I deeply admire a man who checks pretentiousness at the door, and strides purposefully into a room, offering only himself as a measure of his character. This was the case with my own father, who shared many of R. Lee’s traits. Gunny was the real thing, a man who parlayed a humble upbringing into a fortune in Hollywood. What is unique about his success is that he didn’t let the sniveling, liberal, Hollywood elite change him. He remained true to himself. How many of us can say that with conviction.
Gunny left the Marine Corps after an 11 year stint. He was a drill instructor, or to those of us who have experienced the character building, humbling experience of boot camp, a DI. Drill instructors are not to be trifled with. When they are in your face, you have no where to go, but if you could, would gladly crawl back into your mother’s womb and start over again, anywhere besides where you are standing. Such is the business of preparing young men and now women for the savages of combat. It was this background that earned him a role in Full Metal Jacket, where he improvised at least 50% of the script handed to him by Stanley Kubrick. It came naturally. Kubrick cast R. Lee after watching a home made tape of Gunny berating an individual for a protracted period of time while tennis balls were thrown at him, never once deviating from the dialogue that was imprinted upon his brain. Kubrick described the Gunny’s repertoire of insults as being in the neighborhood of 150 pages. Age has reduced my memory, but the name of my DI along with the Senior Drill Instructor will be among the last things to leave my mind when the day comes to depart this world.

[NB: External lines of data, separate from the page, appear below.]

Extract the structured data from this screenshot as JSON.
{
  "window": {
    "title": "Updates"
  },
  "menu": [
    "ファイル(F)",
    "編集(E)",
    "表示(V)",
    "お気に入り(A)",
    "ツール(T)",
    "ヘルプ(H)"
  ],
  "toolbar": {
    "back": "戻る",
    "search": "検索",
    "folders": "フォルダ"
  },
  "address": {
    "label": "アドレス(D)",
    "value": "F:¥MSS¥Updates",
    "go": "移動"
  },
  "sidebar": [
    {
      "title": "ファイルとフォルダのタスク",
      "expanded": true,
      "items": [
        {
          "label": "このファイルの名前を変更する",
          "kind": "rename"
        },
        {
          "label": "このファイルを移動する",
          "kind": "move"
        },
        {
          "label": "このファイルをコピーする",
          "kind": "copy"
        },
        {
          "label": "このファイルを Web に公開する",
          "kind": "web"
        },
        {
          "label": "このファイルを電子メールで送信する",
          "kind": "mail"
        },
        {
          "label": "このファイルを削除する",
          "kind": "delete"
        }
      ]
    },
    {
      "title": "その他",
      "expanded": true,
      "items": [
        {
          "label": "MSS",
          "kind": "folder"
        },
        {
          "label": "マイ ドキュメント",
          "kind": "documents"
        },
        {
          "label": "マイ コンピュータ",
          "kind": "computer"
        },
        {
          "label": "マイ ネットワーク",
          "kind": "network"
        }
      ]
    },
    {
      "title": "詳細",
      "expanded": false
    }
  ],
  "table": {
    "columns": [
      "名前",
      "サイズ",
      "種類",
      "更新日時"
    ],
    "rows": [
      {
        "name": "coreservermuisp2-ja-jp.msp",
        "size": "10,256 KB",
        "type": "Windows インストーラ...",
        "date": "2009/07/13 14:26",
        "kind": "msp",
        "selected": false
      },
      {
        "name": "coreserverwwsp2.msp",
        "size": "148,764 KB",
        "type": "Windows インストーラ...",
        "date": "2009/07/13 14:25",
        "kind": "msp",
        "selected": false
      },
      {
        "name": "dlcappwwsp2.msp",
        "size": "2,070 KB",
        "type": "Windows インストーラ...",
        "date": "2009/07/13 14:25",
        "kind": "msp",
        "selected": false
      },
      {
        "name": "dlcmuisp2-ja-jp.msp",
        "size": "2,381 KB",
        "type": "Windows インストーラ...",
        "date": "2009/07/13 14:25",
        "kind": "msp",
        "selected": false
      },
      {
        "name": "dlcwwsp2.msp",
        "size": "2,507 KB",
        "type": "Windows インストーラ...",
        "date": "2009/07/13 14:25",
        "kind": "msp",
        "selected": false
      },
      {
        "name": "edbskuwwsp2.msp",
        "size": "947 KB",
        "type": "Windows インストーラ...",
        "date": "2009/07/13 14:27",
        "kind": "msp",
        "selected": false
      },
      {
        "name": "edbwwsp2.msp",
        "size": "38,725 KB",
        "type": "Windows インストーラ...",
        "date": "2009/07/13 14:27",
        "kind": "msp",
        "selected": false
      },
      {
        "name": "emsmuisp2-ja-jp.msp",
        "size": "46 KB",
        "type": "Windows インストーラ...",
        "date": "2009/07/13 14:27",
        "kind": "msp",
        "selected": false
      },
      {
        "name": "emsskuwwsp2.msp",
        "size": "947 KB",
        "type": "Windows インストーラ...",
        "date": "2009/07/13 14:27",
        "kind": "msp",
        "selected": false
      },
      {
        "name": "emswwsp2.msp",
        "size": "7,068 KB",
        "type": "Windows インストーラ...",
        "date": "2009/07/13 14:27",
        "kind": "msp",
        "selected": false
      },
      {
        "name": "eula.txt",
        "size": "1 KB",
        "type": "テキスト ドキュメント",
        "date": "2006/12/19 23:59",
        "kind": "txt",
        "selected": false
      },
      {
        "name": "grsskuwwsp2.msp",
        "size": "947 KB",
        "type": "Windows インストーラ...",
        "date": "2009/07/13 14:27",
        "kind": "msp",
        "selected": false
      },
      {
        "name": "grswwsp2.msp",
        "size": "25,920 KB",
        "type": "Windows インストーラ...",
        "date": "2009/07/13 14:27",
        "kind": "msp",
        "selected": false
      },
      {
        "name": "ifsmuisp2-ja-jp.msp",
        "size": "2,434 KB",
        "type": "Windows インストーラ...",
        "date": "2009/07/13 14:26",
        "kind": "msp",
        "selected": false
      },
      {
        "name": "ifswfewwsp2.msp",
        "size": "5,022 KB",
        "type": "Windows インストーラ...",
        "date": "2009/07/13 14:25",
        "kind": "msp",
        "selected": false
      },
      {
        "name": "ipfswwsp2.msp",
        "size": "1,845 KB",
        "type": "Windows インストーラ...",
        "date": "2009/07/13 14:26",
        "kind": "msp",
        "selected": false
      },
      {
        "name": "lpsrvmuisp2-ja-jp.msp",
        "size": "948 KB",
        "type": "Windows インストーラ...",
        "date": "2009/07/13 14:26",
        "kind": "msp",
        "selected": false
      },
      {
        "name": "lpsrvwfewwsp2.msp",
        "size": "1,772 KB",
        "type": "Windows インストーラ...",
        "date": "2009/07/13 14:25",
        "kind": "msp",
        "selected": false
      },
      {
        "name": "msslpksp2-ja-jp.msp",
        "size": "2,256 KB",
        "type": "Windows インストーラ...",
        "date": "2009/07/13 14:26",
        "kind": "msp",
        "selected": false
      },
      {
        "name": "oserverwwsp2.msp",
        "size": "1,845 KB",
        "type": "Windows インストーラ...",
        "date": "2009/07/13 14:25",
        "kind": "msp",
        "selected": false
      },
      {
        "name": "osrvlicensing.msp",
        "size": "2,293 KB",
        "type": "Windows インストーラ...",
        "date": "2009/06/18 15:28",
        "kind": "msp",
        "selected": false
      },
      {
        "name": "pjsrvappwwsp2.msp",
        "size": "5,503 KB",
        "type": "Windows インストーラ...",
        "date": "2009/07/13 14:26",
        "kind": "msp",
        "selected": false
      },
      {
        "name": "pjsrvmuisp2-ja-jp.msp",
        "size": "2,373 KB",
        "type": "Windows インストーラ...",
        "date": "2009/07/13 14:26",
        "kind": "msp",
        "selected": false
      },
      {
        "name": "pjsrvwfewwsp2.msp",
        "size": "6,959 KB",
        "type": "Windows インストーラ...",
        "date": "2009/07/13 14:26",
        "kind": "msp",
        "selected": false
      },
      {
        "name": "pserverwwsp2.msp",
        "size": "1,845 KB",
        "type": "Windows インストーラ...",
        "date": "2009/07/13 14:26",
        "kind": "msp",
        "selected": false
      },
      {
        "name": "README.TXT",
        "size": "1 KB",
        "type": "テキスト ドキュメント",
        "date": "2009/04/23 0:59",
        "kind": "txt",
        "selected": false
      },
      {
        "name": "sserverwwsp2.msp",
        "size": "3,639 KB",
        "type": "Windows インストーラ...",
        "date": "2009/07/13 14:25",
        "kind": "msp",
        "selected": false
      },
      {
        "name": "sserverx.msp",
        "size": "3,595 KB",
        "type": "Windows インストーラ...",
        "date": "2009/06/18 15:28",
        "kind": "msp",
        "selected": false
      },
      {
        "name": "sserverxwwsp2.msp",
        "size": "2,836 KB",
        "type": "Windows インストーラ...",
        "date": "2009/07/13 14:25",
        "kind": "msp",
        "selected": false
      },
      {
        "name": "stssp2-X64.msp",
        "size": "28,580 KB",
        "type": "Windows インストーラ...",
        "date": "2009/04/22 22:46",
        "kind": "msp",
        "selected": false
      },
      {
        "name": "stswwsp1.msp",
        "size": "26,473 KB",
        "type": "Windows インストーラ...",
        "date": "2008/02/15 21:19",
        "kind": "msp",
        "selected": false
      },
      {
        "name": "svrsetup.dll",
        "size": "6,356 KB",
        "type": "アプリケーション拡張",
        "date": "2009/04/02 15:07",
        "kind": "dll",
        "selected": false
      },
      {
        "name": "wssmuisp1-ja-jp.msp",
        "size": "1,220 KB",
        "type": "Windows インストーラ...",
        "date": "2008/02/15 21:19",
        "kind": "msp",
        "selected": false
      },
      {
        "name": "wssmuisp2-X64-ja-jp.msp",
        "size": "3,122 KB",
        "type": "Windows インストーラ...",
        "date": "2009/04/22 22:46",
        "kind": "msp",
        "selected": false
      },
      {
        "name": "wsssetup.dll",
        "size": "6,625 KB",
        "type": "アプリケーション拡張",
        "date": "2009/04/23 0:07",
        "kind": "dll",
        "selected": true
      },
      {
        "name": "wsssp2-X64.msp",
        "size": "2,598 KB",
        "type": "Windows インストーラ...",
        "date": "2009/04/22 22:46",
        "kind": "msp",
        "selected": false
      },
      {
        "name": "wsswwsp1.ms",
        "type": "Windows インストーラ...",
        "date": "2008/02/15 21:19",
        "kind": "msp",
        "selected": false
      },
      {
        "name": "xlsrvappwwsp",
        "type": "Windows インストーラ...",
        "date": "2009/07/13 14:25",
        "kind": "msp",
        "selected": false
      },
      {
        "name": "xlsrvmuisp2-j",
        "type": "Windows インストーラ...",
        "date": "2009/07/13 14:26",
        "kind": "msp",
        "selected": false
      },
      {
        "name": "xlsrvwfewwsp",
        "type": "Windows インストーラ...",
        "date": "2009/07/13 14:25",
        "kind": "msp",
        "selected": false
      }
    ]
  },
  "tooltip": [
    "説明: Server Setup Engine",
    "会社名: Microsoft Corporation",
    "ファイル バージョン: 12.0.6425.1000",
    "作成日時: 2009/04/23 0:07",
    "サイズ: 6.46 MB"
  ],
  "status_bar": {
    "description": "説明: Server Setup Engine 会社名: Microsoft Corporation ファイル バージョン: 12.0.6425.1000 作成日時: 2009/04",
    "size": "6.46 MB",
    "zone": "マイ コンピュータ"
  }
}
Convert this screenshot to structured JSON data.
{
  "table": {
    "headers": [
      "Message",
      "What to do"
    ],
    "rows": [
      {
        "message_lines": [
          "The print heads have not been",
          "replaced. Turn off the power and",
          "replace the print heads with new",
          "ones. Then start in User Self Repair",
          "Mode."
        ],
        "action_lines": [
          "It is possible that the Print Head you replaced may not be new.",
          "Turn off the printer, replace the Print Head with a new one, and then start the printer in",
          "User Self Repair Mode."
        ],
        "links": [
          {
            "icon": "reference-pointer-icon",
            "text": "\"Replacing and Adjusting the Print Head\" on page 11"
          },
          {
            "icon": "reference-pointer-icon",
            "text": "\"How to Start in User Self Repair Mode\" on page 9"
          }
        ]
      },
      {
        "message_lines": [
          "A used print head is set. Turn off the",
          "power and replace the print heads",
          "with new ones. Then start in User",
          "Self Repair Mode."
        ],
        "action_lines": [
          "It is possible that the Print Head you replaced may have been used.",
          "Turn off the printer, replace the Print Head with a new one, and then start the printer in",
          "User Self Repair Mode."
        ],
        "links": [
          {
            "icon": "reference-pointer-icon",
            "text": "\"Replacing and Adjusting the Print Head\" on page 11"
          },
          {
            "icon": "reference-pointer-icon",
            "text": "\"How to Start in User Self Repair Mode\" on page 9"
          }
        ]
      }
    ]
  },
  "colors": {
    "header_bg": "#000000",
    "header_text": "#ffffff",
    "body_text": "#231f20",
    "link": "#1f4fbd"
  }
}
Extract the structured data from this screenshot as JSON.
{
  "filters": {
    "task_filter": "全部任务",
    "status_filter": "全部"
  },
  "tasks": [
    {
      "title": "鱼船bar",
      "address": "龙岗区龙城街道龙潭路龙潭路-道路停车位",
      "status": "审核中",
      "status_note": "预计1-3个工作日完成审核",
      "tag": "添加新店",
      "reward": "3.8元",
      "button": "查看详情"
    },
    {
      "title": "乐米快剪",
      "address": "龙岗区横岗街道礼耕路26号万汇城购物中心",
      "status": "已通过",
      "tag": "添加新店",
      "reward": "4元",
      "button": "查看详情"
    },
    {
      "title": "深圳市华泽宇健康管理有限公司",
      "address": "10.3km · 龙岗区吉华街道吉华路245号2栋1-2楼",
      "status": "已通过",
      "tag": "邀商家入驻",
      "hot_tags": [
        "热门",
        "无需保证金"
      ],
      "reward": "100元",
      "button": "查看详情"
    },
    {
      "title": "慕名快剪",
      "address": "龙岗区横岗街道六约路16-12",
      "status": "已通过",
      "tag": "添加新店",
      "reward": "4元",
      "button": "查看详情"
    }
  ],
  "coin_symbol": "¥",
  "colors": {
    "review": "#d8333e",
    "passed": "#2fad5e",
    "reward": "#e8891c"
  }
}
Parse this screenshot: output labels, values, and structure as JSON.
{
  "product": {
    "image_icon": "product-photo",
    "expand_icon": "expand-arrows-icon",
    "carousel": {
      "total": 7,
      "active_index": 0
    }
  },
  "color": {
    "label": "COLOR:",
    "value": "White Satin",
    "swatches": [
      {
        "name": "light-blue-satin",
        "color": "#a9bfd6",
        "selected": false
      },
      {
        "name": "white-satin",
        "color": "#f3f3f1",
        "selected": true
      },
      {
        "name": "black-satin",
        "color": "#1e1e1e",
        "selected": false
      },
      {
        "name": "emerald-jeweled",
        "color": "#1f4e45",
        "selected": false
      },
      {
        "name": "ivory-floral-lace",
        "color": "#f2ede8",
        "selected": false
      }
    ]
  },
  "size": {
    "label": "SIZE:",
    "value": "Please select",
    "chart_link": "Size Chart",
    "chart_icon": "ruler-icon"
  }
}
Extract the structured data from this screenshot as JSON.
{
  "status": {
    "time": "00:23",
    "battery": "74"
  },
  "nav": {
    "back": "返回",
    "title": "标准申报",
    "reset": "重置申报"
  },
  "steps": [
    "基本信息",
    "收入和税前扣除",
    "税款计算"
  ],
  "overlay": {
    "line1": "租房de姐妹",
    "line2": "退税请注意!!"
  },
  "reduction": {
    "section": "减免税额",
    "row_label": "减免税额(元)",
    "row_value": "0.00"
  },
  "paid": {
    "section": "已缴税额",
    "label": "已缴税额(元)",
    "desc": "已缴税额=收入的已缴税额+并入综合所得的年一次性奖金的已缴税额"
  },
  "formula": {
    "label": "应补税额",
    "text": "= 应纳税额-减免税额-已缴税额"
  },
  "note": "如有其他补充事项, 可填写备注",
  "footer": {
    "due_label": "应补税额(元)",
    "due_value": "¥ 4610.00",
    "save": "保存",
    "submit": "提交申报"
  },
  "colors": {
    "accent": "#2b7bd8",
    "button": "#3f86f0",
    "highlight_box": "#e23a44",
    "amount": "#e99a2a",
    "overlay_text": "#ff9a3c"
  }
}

The Gunny had some 60 Hollywood credits, usually playing a hard nosed individual who was principled and possessed a flint rock edge. It wasn’t hard for him to “get in character”. Lately, he hosted the popular “Lock N’ Load” television series as well as “Mail Call”, another popular series. He was a spokesman for Glock firearms, lending urgency and purpose to the individual right to carry a firearm. The Gunny also served on the board of directors of the National Rifle Association, where, I am sure, his pragmatic approach to firearms coupled with his considerable presence was most welcome.
With R. Lee Ermey, what you saw was what you got. He did not let the black-balling nature of Hollywood change him. He was well aware of the distaste that most of Hollywood had for him, but did not give an inch. He was a conservative who made no apologies, finding the political correctness of today to be an abstract term for folks whose character swayed with the tide. Mathew Bodine, an actor, offered the genius of poet Dylan Thomas in his thoughts upon learning of the Gunny’s death:
“Do not go gentle into that good night, rage, rage against the dying of the light”
What is not to admire in a man who was exactly as he appeared, an epithet that few have earned. Rest In Peace Gunny, we’ll miss you.